Turned on the radio to around 14.060 MHz, hoping to hear some QRPers, only to hear “CQ NA”. I didn’t remember that the North American QSO Party was this weekend. Regular readers of this blog know that except for short QRP Sprints, W2LJ is not big into contests. I have nothing against them; just can’t force my butt into a chair for a long enough period of time to make it interesting for myself.
So instead of kvetching, I pushed the band button on the K3 and took ‘er up the road to 17 Meters. I love 17 Meters! When the band is open there is usually all kinds of good DX. Tonight was no different – and since 17 Meters is a WARC band – no contesting!
So, as is my usual routine, I started at the bottom of the band at 18.068 MHz and slowly twiddled the VFO dial upward. I came to a stop at around 18.074 MHz. D3AA calling “CQ UP” – not too many takers, a small pile up building, but still not bad yet.
Where the heck is D3AA? I quickly plop D3AA in to AC Log. Angola. Hot dog – Angola is a new one! Never worked Angola – QRP or QRO (100 Watts) before.
I throw my call out a couple of times; but no dice. D3AA is up and down. One time he calls, he’s 599 – next time, 569. So I’m thinking to myself that he’s going to fade and that I missed the best propagation (as usual). But no! As time goes along, he’s actually getting louder; but the pile up is also growing, commensurately. The K3 makes it pretty easy to figure out where he’s listening as he stated he was listening up. So I go to where I heard the last few stations he worked and figured out that for the time being, he was staying put and not drifting up after each contact.
Patience and persistence are a big part of QRP and this time was no different. I stayed at it for about 15 minutes and finally, I interjected “W2LJ” at just the right moment and was rewarded with “W2LJ 599 TU”, to which I responded in return, of course.

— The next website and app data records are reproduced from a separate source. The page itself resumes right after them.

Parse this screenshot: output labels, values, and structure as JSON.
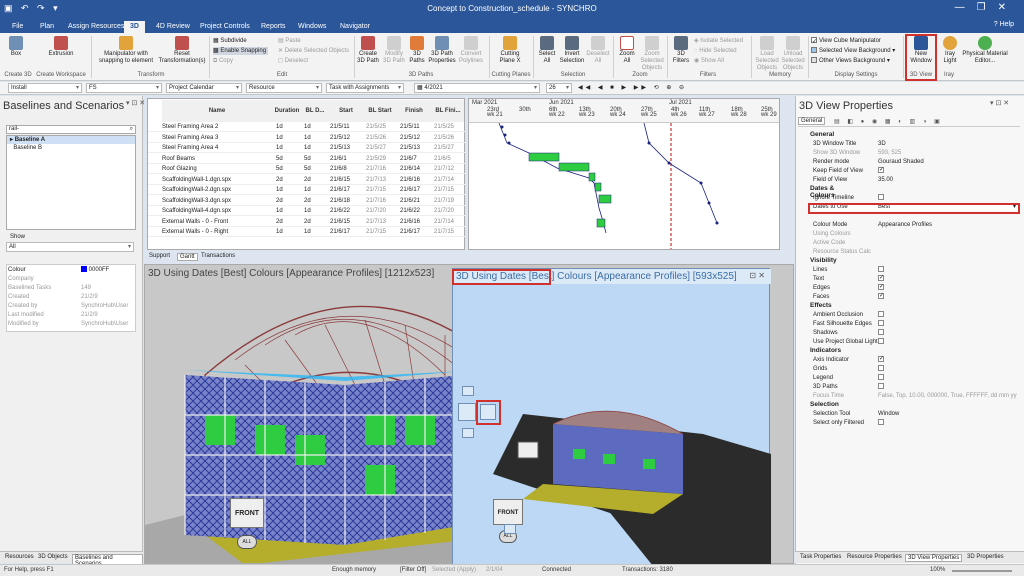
{
  "window": {
    "title": "Concept to Construction_schedule - SYNCHRO",
    "controls": [
      "—",
      "❐",
      "✕"
    ]
  },
  "menu": {
    "tabs": [
      "File",
      "Plan",
      "Assign Resources",
      "3D",
      "4D Review",
      "Project Controls",
      "Reports",
      "Windows",
      "Navigator"
    ],
    "active": "3D",
    "help": "Help"
  },
  "ribbon": {
    "box": "Box",
    "extrusion": "Extrusion",
    "create3d": "Create 3D",
    "create_workspace": "Create Workspace",
    "manipulator": "Manipulator with snapping to element",
    "reset": "Reset Transformation(s)",
    "transform": "Transform",
    "subdivide": "Subdivide",
    "enable_snapping": "Enable Snapping",
    "copy": "Copy",
    "paste": "Paste",
    "delete_selected": "Delete Selected Objects",
    "deselect": "Deselect",
    "edit": "Edit",
    "create_path": "Create 3D Path",
    "modify_path": "Modify 3D Path",
    "paths": "3D Paths",
    "path_props": "3D Path Properties",
    "convert_polylines": "Convert Polylines",
    "paths_group": "3D Paths",
    "cutting_plane": "Cutting Plane X",
    "cutting_planes": "Cutting Planes",
    "select_all": "Select All",
    "invert": "Invert Selection",
    "deselect_all": "Deselect All",
    "selection": "Selection",
    "zoom_all": "Zoom All",
    "zoom_selected": "Zoom Selected Objects",
    "zoom": "Zoom",
    "filters3d": "3D Filters",
    "isolate": "Isolate Selected",
    "hide": "Hide Selected",
    "show_all": "Show All",
    "filters": "Filters",
    "load": "Load Selected Objects",
    "unload": "Unload Selected Objects",
    "memory": "Memory",
    "view_cube": "View Cube Manipulator",
    "sel_bg": "Selected View Background",
    "other_bg": "Other Views Background",
    "display_settings": "Display Settings",
    "new_window": "New Window",
    "view3d": "3D View",
    "iray_light": "Iray Light",
    "iray": "Iray",
    "physical": "Physical Material Editor..."
  },
  "toolbar2": [
    "Install",
    "FS",
    "Project Calendar",
    "Resource",
    "Task with Assignments",
    "4/2021",
    "26"
  ],
  "left_panel": {
    "title": "Baselines and Scenarios",
    "search": "rail-",
    "baselines": [
      "Baseline A",
      "Baseline B"
    ],
    "show_label": "Show",
    "show_value": "All",
    "props": [
      {
        "k": "Colour",
        "v": "0000FF"
      },
      {
        "k": "Company",
        "v": ""
      },
      {
        "k": "Baselined Tasks",
        "v": "149"
      },
      {
        "k": "Created",
        "v": "21/2/9"
      },
      {
        "k": "Created by",
        "v": "SynchroHub\\User"
      },
      {
        "k": "Last modified",
        "v": "21/2/9"
      },
      {
        "k": "Modified by",
        "v": "SynchroHub\\User"
      }
    ],
    "tabs": [
      "Resources",
      "3D Objects",
      "Baselines and Scenarios"
    ]
  },
  "grid": {
    "headers": [
      "Name",
      "Duration",
      "BL D...",
      "Start",
      "BL Start",
      "Finish",
      "BL Fini..."
    ],
    "rows": [
      [
        "Steel Framing Area 2",
        "1d",
        "1d",
        "21/5/11",
        "21/5/25",
        "21/5/11",
        "21/5/25"
      ],
      [
        "Steel Framing Area 3",
        "1d",
        "1d",
        "21/5/12",
        "21/5/26",
        "21/5/12",
        "21/5/26"
      ],
      [
        "Steel Framing Area 4",
        "1d",
        "1d",
        "21/5/13",
        "21/5/27",
        "21/5/13",
        "21/5/27"
      ],
      [
        "Roof Beams",
        "5d",
        "5d",
        "21/6/1",
        "21/5/29",
        "21/6/7",
        "21/6/5"
      ],
      [
        "Roof Glazing",
        "5d",
        "5d",
        "21/6/8",
        "21/7/16",
        "21/6/14",
        "21/7/12"
      ],
      [
        "ScaffoldingWall-1.dgn.spx",
        "2d",
        "2d",
        "21/6/15",
        "21/7/13",
        "21/6/16",
        "21/7/14"
      ],
      [
        "ScaffoldingWall-2.dgn.spx",
        "1d",
        "1d",
        "21/6/17",
        "21/7/15",
        "21/6/17",
        "21/7/15"
      ],
      [
        "ScaffoldingWall-3.dgn.spx",
        "2d",
        "2d",
        "21/6/18",
        "21/7/16",
        "21/6/21",
        "21/7/19"
      ],
      [
        "ScaffoldingWall-4.dgn.spx",
        "1d",
        "1d",
        "21/6/22",
        "21/7/20",
        "21/6/22",
        "21/7/20"
      ],
      [
        "External Walls - 0 - Front",
        "2d",
        "2d",
        "21/6/15",
        "21/7/13",
        "21/6/16",
        "21/7/14"
      ],
      [
        "External Walls - 0 - Right",
        "1d",
        "1d",
        "21/6/17",
        "21/7/15",
        "21/6/17",
        "21/7/15"
      ]
    ],
    "subtabs": [
      "Support",
      "Gantt",
      "Transactions"
    ]
  },
  "gantt": {
    "months": [
      "Mar 2021",
      "Jun 2021",
      "Jul 2021"
    ],
    "days": [
      "23rd",
      "30th",
      "6th",
      "13th",
      "20th",
      "27th",
      "4th",
      "11th",
      "18th",
      "25th"
    ],
    "weeks": [
      "wk 21",
      "wk 22",
      "wk 23",
      "wk 24",
      "wk 25",
      "wk 26",
      "wk 27",
      "wk 28",
      "wk 29"
    ]
  },
  "view3d": {
    "title": "3D Using Dates [Best]  Colours [Appearance Profiles]  [1212x523]",
    "front": "FRONT",
    "all": "ALL"
  },
  "float": {
    "title_red": "3D Using Dates [Best]",
    "title_rest": " Colours [Appearance Profiles]  [593x525]",
    "front": "FRONT",
    "all": "ALL"
  },
  "right_panel": {
    "title": "3D View Properties",
    "tab": "General",
    "sections": [
      {
        "name": "General",
        "rows": [
          {
            "k": "3D Window Title",
            "v": "3D"
          },
          {
            "k": "Show 3D Window",
            "v": "593, 525",
            "dis": true
          },
          {
            "k": "Render mode",
            "v": "Gouraud Shaded"
          },
          {
            "k": "Keep Field of View",
            "v": "✓",
            "chk": true
          },
          {
            "k": "Field of View",
            "v": "35.00"
          }
        ]
      },
      {
        "name": "Dates & Colours",
        "rows": [
          {
            "k": "Ignore Timeline",
            "v": "",
            "chk": true
          },
          {
            "k": "Dates to Use",
            "v": "Best",
            "sel": true
          },
          {
            "k": "",
            "v": ""
          },
          {
            "k": "Colour Mode",
            "v": "Appearance Profiles"
          },
          {
            "k": "Using Colours",
            "v": "",
            "dis": true
          },
          {
            "k": "Active Code",
            "v": "",
            "dis": true
          },
          {
            "k": "Resource Status Calc",
            "v": "",
            "dis": true
          }
        ]
      },
      {
        "name": "Visibility",
        "rows": [
          {
            "k": "Lines",
            "v": "",
            "chk": true
          },
          {
            "k": "Text",
            "v": "✓",
            "chk": true
          },
          {
            "k": "Edges",
            "v": "✓",
            "chk": true
          },
          {
            "k": "Faces",
            "v": "✓",
            "chk": true
          }
        ]
      },
      {
        "name": "Effects",
        "rows": [
          {
            "k": "Ambient Occlusion",
            "v": "",
            "chk": true
          },
          {
            "k": "Fast Silhouette Edges",
            "v": "",
            "chk": true
          },
          {
            "k": "Shadows",
            "v": "",
            "chk": true
          },
          {
            "k": "Use Project Global Light",
            "v": "",
            "chk": true
          }
        ]
      },
      {
        "name": "Indicators",
        "rows": [
          {
            "k": "Axis Indicator",
            "v": "✓",
            "chk": true
          },
          {
            "k": "Grids",
            "v": "",
            "chk": true
          },
          {
            "k": "Legend",
            "v": "",
            "chk": true
          },
          {
            "k": "3D Paths",
            "v": "",
            "chk": true
          },
          {
            "k": "Focus Time",
            "v": "False, Top, 10.00, 000000, True, FFFFFF, dd mm yy",
            "dis": true
          }
        ]
      },
      {
        "name": "Selection",
        "rows": [
          {
            "k": "Selection Tool",
            "v": "Window"
          },
          {
            "k": "Select only Filtered",
            "v": "",
            "chk": true
          }
        ]
      }
    ],
    "tabs": [
      "Task Properties",
      "Resource Properties",
      "3D View Properties",
      "3D Properties"
    ]
  },
  "status": {
    "help": "For Help, press F1",
    "memory": "Enough memory",
    "filter": "[Filter Off]",
    "selected": "Selected (Apply)",
    "count": "2/1/04",
    "connected": "Connected",
    "transactions": "Transactions: 3180",
    "zoom": "100%"
  },
  "colors": {
    "accent": "#2b579a",
    "highlight": "#d0312d",
    "bar": "#2ecc40"
  }
}
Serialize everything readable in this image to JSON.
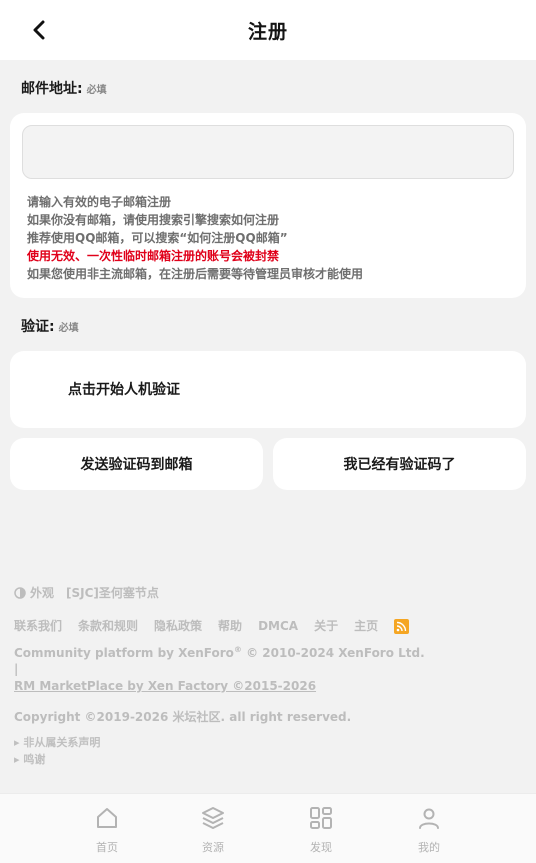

Coolest of the cool beans! A new African country – a new country via QRP (or ANY power level for that matter). I opened up Chrome on my netbook and figured I would post this to QRPSPOTS. Most of the time I figure that if I was able to work a station with my simple antennas, then a lot of other QRPers should be able to, also. I posted anyway, but saw that I was beat to the punch by my good bud, John AE5X – Amateur Radio op, DXer and QRPer and photographer extraordinaire
Anyway, that’s the reason for “The Happy Dance” tonight.
72 de Larry W2LJ
QRP – When you care to send the very least!